_EXERCISE AIM_
Please set down the records below exactly as they appear.

(Component data from apps and pages)
——

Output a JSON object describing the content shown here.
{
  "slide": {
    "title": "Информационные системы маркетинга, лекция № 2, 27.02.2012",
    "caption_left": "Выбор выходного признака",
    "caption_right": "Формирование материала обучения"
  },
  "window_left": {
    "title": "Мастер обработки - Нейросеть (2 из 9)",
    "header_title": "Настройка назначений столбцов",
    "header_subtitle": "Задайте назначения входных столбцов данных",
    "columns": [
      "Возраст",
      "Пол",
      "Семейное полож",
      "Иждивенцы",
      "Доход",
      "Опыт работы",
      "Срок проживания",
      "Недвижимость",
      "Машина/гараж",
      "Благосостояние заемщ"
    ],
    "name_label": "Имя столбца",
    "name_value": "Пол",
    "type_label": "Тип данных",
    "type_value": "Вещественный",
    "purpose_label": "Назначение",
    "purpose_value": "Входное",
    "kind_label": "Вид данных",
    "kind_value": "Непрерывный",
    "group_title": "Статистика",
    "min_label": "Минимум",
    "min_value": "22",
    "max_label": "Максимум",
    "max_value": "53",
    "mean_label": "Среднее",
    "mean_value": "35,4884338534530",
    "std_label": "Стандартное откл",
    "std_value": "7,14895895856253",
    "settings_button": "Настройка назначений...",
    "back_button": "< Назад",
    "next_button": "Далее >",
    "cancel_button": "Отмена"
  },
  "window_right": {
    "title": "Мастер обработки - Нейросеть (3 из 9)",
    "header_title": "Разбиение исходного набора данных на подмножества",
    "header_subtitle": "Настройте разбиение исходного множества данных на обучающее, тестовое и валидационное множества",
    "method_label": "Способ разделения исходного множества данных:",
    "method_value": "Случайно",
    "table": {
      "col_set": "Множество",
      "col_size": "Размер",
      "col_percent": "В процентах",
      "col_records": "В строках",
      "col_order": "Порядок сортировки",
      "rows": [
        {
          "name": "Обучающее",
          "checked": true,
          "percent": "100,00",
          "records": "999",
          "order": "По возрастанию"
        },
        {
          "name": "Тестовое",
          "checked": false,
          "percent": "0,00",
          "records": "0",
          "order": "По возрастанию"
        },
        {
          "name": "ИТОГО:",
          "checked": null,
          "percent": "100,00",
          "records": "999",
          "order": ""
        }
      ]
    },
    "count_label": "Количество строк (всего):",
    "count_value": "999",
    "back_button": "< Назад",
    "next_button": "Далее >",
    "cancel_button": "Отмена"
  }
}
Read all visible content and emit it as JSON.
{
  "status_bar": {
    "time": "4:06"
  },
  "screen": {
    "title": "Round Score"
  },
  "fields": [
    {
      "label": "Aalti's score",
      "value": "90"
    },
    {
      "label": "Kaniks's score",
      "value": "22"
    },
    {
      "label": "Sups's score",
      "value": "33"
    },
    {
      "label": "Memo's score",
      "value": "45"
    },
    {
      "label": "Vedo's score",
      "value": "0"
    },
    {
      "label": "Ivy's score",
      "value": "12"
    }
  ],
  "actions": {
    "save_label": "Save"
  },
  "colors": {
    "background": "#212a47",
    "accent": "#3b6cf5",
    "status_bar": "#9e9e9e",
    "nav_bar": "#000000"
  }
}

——

_EXERCISE OUTPUT_
Output a JSON object describing the content shown here.
{
  "slide": {
    "title": "Информационные системы маркетинга, лекция № 2, 27.02.2012",
    "caption_left": "Выбор выходного признака",
    "caption_right": "Формирование материала обучения"
  },
  "window_left": {
    "title": "Мастер обработки - Нейросеть (2 из 9)",
    "header_title": "Настройка назначений столбцов",
    "header_subtitle": "Задайте назначения входных столбцов данных",
    "columns": [
      "Возраст",
      "Пол",
      "Семейное полож",
      "Иждивенцы",
      "Доход",
      "Опыт работы",
      "Срок проживания",
      "Недвижимость",
      "Машина/гараж",
      "Благосостояние заемщ"
    ],
    "name_label": "Имя столбца",
    "name_value": "Пол",
    "type_label": "Тип данных",
    "type_value": "Вещественный",
    "purpose_label": "Назначение",
    "purpose_value": "Входное",
    "kind_label": "Вид данных",
    "kind_value": "Непрерывный",
    "group_title": "Статистика",
    "min_label": "Минимум",
    "min_value": "22",
    "max_label": "Максимум",
    "max_value": "53",
    "mean_label": "Среднее",
    "mean_value": "35,4884338534530",
    "std_label": "Стандартное откл",
    "std_value": "7,14895895856253",
    "settings_button": "Настройка назначений...",
    "back_button": "< Назад",
    "next_button": "Далее >",
    "cancel_button": "Отмена"
  },
  "window_right": {
    "title": "Мастер обработки - Нейросеть (3 из 9)",
    "header_title": "Разбиение исходного набора данных на подмножества",
    "header_subtitle": "Настройте разбиение исходного множества данных на обучающее, тестовое и валидационное множества",
    "method_label": "Способ разделения исходного множества данных:",
    "method_value": "Случайно",
    "table": {
      "col_set": "Множество",
      "col_size": "Размер",
      "col_percent": "В процентах",
      "col_records": "В строках",
      "col_order": "Порядок сортировки",
      "rows": [
        {
          "name": "Обучающее",
          "checked": true,
          "percent": "100,00",
          "records": "999",
          "order": "По возрастанию"
        },
        {
          "name": "Тестовое",
          "checked": false,
          "percent": "0,00",
          "records": "0",
          "order": "По возрастанию"
        },
        {
          "name": "ИТОГО:",
          "checked": null,
          "percent": "100,00",
          "records": "999",
          "order": ""
        }
      ]
    },
    "count_label": "Количество строк (всего):",
    "count_value": "999",
    "back_button": "< Назад",
    "next_button": "Далее >",
    "cancel_button": "Отмена"
  }
}
Read all visible content and emit it as JSON.
{
  "status_bar": {
    "time": "4:06"
  },
  "screen": {
    "title": "Round Score"
  },
  "fields": [
    {
      "label": "Aalti's score",
      "value": "90"
    },
    {
      "label": "Kaniks's score",
      "value": "22"
    },
    {
      "label": "Sups's score",
      "value": "33"
    },
    {
      "label": "Memo's score",
      "value": "45"
    },
    {
      "label": "Vedo's score",
      "value": "0"
    },
    {
      "label": "Ivy's score",
      "value": "12"
    }
  ],
  "actions": {
    "save_label": "Save"
  },
  "colors": {
    "background": "#212a47",
    "accent": "#3b6cf5",
    "status_bar": "#9e9e9e",
    "nav_bar": "#000000"
  }
}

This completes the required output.